Directions:
Lines with "ΑΞΕΣΟΥΑΡ": please show every one of them from the listing below.

Stored data:
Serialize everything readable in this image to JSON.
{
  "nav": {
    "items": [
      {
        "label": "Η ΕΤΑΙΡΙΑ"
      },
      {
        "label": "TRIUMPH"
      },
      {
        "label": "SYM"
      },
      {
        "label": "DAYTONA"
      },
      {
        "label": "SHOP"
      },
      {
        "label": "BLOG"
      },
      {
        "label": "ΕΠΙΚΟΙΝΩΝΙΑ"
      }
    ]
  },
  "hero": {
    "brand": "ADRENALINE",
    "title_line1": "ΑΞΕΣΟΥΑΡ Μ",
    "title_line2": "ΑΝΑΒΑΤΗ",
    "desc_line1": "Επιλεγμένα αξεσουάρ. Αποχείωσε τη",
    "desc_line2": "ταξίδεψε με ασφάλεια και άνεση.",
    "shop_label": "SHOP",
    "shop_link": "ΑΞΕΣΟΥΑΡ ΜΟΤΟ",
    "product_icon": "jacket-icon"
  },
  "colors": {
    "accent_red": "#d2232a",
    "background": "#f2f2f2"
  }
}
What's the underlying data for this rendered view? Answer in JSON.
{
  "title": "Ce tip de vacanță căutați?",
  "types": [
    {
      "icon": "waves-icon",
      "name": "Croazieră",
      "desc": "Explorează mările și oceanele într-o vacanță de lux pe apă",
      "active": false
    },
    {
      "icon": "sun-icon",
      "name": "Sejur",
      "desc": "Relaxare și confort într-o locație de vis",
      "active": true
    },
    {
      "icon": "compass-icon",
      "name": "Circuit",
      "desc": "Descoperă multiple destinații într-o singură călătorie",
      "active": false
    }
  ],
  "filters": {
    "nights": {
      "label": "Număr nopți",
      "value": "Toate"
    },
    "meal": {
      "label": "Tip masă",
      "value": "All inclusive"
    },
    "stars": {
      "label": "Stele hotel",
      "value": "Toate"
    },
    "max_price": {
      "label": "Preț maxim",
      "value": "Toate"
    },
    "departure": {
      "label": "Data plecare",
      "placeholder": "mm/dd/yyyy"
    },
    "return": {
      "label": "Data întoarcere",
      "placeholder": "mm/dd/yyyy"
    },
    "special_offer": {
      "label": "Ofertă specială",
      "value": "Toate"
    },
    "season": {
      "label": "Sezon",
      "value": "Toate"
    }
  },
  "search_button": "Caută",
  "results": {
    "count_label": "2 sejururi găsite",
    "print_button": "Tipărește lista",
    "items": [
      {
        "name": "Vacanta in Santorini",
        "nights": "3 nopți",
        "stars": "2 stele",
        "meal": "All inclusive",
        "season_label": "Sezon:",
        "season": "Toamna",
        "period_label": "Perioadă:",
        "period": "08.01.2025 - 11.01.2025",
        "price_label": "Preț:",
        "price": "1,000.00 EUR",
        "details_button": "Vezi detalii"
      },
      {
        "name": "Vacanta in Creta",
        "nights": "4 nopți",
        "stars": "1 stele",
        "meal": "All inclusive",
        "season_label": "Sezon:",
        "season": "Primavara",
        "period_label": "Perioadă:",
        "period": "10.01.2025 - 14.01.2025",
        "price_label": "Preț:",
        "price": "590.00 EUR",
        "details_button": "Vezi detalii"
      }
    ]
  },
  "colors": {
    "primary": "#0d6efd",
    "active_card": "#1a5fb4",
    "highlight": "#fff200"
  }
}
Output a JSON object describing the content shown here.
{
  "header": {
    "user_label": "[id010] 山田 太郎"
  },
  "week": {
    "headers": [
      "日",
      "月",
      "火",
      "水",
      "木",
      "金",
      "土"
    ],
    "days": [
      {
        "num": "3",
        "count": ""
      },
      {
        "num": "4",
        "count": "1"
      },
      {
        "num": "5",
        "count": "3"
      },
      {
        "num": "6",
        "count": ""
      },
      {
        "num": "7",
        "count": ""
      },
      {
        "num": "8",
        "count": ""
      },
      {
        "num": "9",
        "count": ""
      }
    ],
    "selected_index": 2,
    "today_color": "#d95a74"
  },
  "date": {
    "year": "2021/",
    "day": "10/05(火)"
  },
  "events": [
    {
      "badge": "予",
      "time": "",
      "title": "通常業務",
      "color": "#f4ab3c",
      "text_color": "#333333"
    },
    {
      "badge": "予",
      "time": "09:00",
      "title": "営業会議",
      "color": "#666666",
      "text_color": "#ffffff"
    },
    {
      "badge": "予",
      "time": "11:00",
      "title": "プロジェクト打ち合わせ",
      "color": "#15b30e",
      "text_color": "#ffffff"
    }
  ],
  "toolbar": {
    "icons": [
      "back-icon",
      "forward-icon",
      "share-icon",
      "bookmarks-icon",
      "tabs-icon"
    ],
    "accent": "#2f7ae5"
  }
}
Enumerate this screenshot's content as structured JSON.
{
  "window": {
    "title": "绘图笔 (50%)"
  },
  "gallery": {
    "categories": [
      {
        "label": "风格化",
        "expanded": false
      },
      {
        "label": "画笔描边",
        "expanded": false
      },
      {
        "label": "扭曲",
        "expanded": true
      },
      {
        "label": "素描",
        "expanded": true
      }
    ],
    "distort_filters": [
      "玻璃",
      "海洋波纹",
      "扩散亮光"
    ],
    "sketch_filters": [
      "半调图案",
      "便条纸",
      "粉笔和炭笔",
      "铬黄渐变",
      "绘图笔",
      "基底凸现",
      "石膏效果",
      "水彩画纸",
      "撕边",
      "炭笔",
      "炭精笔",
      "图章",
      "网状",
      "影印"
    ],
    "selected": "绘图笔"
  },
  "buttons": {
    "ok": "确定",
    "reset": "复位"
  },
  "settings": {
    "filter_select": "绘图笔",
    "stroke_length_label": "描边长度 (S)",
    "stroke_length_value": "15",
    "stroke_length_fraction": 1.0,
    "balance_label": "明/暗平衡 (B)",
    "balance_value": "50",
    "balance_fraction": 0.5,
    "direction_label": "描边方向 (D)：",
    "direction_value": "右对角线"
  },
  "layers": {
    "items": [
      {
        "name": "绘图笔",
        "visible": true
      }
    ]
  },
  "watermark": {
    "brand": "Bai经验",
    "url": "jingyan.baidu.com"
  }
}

Result of this exercise:
    "title_line1": "ΑΞΕΣΟΥΑΡ Μ",
    "shop_link": "ΑΞΕΣΟΥΑΡ ΜΟΤΟ",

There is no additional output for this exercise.